- Principal Residence Mortgage (readvanceable): $0 (0.00%) (Paid off in 2010!)
- Investment LOC balance: $81,100 (+0.25%)
Total Net Worth: ~$559,348 (-0.64%)
- Started 2011 with Net Worth: $505,800
- Year to Date Gain/Loss: +10.59%
Some quick notes and explanations to net worth questions I get often:
The $4,500 cash are held in chequing accounts to meet the minimum balance so that we pay no fees (accounting for regular bill payments – ie. our credit card bill). Yes, we do hold no fee accounts also, but I find value in having an account with a full service bank as the relationship with a banker has proven useful.
Our savings accounts are held with PC Financial and ING Direct. We usually hold a fair bit of cash in case “something” comes up. The “something” can be anything that requires cash such as an investment opportunity that requires quick cash or maybe an emergency car/home repair. We also need cash to cover any future tax liabilities.
Our real estate holdings consist of a primary residence and REITs plus a rental property. The value of the principal residence remains valued at the purchase price (+inflation) despite significant appreciation in the local real estate market.
The pension amount listed above is the value of both of our defined benefit pension plans. I basically take the semi annual statement and add the contribution amounts (not including employer matching) on a monthly basis. The commuted value of the pensions are not included in the statements as they are difficult to estimate.
Stock Broker Accounts

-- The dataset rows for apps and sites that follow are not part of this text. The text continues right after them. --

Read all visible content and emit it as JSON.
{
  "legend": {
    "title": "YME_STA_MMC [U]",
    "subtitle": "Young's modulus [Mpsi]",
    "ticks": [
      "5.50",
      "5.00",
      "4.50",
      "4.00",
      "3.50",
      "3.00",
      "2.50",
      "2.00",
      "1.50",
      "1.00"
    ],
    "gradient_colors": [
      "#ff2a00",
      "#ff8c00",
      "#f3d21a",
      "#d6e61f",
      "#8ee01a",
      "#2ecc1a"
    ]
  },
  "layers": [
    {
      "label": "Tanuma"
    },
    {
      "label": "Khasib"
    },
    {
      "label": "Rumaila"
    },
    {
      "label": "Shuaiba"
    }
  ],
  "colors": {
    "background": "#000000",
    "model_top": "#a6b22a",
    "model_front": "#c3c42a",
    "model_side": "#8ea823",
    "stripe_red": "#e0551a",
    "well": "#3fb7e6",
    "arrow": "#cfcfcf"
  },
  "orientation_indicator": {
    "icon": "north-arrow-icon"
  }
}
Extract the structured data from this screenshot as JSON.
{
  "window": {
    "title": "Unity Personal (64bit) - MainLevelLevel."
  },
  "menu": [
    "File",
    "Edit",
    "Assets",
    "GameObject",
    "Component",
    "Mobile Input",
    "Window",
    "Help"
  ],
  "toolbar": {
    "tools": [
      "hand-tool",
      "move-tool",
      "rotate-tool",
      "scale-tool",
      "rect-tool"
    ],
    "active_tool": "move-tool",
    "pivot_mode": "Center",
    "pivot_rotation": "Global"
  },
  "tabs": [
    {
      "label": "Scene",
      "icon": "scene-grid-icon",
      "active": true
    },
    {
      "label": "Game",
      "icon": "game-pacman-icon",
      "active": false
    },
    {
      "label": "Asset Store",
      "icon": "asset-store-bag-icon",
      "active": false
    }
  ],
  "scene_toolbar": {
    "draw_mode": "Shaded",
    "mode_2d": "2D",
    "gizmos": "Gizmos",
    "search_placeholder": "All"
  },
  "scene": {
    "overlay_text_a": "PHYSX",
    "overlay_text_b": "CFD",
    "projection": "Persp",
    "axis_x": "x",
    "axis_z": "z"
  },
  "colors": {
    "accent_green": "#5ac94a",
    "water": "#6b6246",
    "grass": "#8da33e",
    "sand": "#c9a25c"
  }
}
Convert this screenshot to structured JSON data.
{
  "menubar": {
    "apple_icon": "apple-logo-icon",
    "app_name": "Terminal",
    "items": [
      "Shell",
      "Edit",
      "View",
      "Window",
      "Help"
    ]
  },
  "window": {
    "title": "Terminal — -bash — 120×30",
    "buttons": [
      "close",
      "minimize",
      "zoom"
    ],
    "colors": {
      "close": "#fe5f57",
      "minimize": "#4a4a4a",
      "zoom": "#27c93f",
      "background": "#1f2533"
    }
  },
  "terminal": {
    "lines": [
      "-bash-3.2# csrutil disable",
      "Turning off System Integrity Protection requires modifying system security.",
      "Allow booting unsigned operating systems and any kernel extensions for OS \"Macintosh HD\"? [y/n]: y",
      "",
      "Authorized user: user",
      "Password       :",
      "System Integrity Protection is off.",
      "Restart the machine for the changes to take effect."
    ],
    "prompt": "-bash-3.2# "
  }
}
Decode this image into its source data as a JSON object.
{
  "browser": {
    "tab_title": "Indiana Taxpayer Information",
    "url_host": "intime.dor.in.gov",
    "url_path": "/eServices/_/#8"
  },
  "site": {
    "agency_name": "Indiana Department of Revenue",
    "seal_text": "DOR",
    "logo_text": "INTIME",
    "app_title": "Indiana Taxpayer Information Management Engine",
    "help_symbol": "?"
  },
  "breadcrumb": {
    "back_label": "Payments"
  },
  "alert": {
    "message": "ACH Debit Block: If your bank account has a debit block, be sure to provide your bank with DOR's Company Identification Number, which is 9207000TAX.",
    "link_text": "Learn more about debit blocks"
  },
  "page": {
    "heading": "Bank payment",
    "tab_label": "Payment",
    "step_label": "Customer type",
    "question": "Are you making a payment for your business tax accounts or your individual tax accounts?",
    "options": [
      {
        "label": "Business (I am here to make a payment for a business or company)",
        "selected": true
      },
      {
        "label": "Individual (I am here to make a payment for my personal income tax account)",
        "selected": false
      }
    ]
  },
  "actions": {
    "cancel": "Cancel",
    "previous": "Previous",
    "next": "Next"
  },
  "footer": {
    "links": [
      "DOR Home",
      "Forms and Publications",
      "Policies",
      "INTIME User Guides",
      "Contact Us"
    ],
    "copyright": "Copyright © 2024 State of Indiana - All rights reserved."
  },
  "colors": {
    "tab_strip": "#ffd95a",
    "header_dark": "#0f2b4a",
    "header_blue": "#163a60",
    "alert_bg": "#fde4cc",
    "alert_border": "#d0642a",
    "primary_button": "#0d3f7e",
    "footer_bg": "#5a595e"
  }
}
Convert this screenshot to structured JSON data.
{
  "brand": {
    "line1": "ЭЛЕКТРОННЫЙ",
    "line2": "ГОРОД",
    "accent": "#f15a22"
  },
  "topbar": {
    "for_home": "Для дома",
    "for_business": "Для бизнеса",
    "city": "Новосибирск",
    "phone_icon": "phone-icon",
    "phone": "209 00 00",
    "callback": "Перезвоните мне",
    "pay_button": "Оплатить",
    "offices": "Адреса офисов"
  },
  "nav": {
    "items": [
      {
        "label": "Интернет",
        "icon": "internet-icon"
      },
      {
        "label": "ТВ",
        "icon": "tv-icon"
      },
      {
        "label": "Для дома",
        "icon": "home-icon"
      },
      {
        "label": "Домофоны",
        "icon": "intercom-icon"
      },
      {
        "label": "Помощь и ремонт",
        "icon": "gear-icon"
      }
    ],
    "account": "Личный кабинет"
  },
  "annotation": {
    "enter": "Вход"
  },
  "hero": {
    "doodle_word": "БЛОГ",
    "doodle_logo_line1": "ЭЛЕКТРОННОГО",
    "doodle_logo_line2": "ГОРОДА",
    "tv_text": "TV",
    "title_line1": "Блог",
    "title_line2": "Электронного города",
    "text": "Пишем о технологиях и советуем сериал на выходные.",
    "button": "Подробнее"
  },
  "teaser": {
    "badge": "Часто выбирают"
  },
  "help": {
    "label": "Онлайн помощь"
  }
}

Another common question is which discount broker do I use? We actually have accounts with multiple institutions. I’m hoping to reduce the number of accounts that we hold in the near future. Here is a review of some of the more popular online stock brokers.If you would like to read more articles like this, you can sign up for my free newsletter service below (we will not spam you).